Hanggi explains her history with the show. "I met [21-year-old] Brian when he was 16, and we became friends, and later on I cast him in my production of [Terrence McNally's] Corpus Christi. I have been fostering 12th Premise for the past two years or so. I wasn't involved in the London reading because I was doing Bare at the time. I was available for the reading in New York. Following the readings, we didn't know where we were going to put it up, and we finally decided to do it in L.A., to put it up and see how it works." As with Intrabartolo, she found a kindred collaborator in Crano. "Brian went to the same college I did [UCLA], but a few years later," she explains. "His play reminded me a lot of my college experiences. I knew these places; I had been in these apartments. I knew the people. I even cried on that corner, and I kissed someone there. The play felt like my own memories."
As for 40 Days, she had been a classmate of Connell's at UCLA, and then their paths took separate ways until they began working on early versions of his play. Following college, Connell gained fame as an acclaimed slam poet, winning prestigious championships and appearing on network television. His new piece is described as a blend of storytelling, spoken word, comedy, and hip-hop. 'Whenever we were in the same town at once, we would work on the show," says Hanggi. "I was back here for 12th Premise, and he was here, too, so we decided to finally put the show up. It was quite a feat for me to work on both of these projects at once, but now that they've opened, I finally have a little freedom, and can feel like a human being again. I can clean my room."
Her stage-directing jobs have been in New York and L.A. She helmed several workshops and readings during the time she was on the East Coast with Bare. "I look for shows that have an emotional connection for me," she says. "I love magic realism, and I also love visceral theatre. I love great Gothic stories as much as I do rock musicals. I look for projects that can stretch me in new ways." She is currently working with Anything, a play by Tim McNeil, with premiere venue and city not yet determined; she directed Mark Ruffalo in it during a San Francisco reading. She is working with Intrabartolo on two new musicals: one based on the film Revenge of the Nerds, and one relating the tragic true story of slain gay-rights advocate Harvey Milk
Hanggi says she has found success in fostering relationships with playwrights with whom she can work repeatedly. She has worked frequently at the Elephant and Lillian theatres, and she says she is "really close" with the people at those venues.
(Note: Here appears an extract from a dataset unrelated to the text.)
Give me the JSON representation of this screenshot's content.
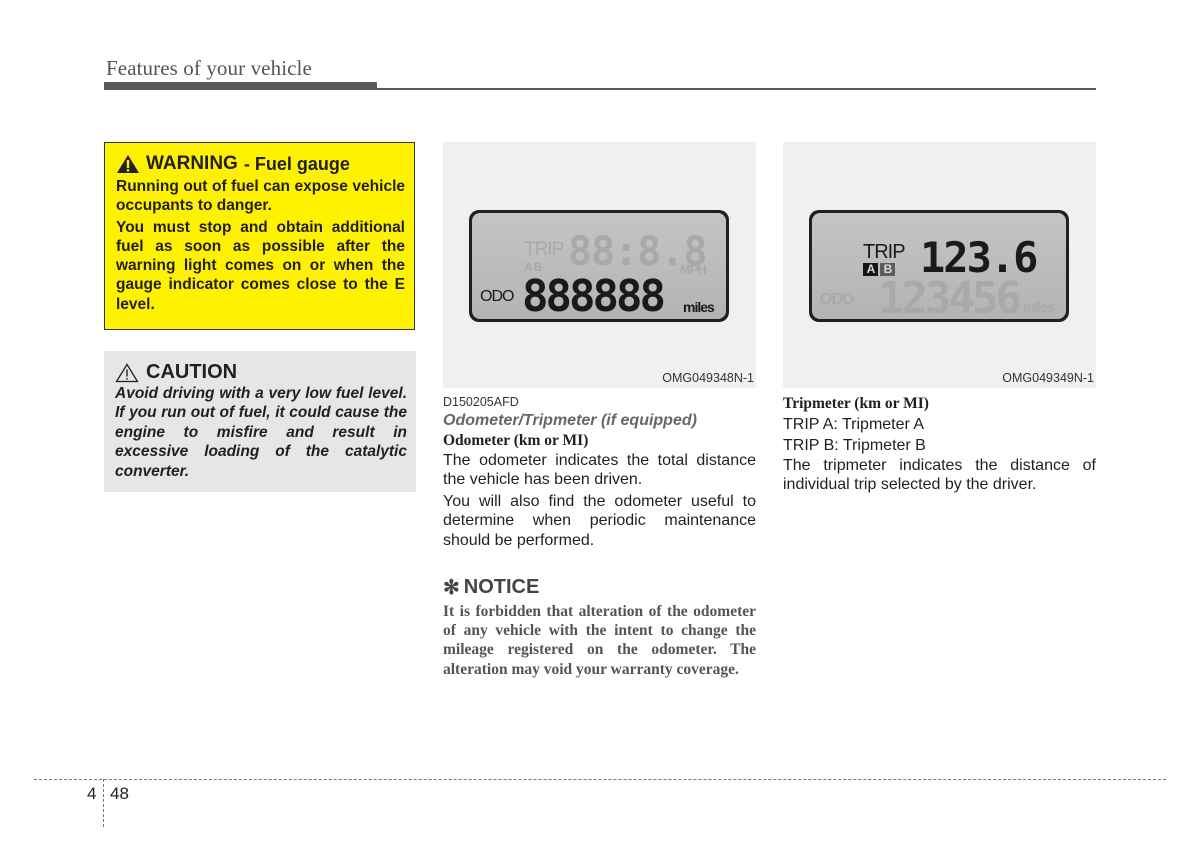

Because of the contacts she has developed, she gets more offers than she can accept.
Hanggi's burgeoning career seems to show she has done many things correctly along the way. For young theatre artists hoping to forge their careers, her advice is straightforward: "Do it yourself. That's what it's really all about. You have to be totally motivated and not set limits. You just need to do it; you need to keep working all the time. I always learn the most from my mistakes. You also should surround yourself with artists you trust, and you have to trust your own instincts, as well. And, beyond all of this, perseverance is important. But, in the end, it's about touching people in some way. When I'm painting sets at 3 in the morning, I sometimes stop and ask myself, 'Why I am doing this?' After performances of Corpus Christi, teenage boys who had been crying during the play would come up to me afterwards and say that I made them less mad at God. My dad says watching my work has changed the way he votes. It's times like these when my answer as to why I'm doing this becomes clear." BSW